**WHAT IS BEING ASKED**
Report each line of the listing that carries the word "error".

**EXTRACTED ENTRIES**
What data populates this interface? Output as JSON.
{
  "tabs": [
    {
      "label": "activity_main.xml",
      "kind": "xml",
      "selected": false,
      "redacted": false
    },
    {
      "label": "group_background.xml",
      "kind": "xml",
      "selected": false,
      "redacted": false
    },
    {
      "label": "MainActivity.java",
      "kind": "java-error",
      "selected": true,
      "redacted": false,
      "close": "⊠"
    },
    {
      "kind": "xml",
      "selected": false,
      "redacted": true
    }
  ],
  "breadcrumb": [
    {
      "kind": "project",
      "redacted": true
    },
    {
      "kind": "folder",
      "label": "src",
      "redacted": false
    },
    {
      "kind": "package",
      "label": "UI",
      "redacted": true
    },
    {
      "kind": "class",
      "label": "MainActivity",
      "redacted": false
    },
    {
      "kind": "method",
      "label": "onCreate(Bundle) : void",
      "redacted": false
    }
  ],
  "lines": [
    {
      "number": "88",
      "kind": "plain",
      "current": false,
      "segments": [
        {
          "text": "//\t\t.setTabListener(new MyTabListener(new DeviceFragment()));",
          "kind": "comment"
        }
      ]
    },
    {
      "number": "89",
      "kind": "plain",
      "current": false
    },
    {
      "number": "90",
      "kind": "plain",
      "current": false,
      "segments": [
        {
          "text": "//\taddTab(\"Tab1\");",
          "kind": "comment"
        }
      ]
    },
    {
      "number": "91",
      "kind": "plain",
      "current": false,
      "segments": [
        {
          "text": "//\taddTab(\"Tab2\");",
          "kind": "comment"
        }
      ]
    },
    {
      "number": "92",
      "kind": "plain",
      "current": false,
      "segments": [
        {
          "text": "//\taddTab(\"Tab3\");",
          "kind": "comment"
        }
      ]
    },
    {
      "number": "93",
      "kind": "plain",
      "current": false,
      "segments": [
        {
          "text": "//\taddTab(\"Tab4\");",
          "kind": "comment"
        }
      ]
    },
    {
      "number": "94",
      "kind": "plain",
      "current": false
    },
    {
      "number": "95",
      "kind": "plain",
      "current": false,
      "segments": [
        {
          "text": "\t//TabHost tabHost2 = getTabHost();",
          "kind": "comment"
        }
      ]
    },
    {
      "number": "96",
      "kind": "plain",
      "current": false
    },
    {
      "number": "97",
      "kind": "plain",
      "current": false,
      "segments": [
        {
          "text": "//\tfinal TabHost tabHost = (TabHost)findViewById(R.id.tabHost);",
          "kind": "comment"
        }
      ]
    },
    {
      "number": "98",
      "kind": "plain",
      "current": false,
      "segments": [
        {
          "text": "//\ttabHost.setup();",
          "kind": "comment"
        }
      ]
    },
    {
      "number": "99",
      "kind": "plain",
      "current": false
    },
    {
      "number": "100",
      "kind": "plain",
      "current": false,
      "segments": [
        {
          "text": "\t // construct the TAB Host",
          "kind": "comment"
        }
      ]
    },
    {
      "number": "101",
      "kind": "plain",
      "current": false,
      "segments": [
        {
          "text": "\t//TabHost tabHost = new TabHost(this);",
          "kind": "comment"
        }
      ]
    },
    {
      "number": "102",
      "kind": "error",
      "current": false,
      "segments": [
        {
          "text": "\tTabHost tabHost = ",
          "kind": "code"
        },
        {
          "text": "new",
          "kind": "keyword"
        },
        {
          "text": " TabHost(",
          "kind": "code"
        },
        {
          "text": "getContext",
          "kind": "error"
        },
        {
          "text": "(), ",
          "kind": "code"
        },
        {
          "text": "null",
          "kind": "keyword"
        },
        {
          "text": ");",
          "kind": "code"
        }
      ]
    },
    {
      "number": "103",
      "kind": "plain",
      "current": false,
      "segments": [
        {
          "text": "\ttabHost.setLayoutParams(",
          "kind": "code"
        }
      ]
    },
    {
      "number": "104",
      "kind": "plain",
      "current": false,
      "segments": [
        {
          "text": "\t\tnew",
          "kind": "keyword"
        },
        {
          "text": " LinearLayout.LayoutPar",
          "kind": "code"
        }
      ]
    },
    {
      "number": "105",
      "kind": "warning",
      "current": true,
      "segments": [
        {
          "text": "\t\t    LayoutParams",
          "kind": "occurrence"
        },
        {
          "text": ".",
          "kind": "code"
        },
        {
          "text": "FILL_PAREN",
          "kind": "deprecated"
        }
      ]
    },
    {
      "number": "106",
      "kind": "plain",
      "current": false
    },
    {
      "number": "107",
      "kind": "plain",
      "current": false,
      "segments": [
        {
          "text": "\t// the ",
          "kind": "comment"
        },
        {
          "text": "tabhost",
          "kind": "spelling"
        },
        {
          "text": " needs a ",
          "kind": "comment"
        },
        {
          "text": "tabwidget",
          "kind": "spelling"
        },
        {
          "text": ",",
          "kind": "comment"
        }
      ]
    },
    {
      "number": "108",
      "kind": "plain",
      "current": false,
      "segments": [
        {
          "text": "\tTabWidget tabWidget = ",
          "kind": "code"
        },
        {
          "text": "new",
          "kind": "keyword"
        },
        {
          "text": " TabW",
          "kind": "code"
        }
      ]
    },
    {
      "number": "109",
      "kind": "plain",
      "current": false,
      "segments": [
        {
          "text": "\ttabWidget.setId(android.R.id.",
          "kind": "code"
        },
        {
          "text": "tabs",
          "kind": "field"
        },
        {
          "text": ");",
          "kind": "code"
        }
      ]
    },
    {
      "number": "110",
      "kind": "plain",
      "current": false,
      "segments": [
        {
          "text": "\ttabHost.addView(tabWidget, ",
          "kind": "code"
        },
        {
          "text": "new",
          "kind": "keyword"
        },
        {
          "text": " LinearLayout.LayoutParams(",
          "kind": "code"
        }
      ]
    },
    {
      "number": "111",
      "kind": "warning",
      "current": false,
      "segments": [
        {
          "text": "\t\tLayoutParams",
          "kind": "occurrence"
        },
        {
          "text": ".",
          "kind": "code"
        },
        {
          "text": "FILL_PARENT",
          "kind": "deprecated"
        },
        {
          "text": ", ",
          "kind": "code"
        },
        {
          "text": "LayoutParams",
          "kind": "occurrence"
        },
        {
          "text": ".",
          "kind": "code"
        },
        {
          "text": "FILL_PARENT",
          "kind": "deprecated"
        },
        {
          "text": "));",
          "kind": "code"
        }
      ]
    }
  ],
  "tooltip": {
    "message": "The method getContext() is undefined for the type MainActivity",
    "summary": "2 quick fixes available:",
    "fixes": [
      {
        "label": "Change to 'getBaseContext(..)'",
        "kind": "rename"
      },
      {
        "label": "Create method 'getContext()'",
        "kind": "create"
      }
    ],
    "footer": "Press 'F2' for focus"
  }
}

**TASK RESULT**
      "kind": "java-error",
      "kind": "error",
          "kind": "error"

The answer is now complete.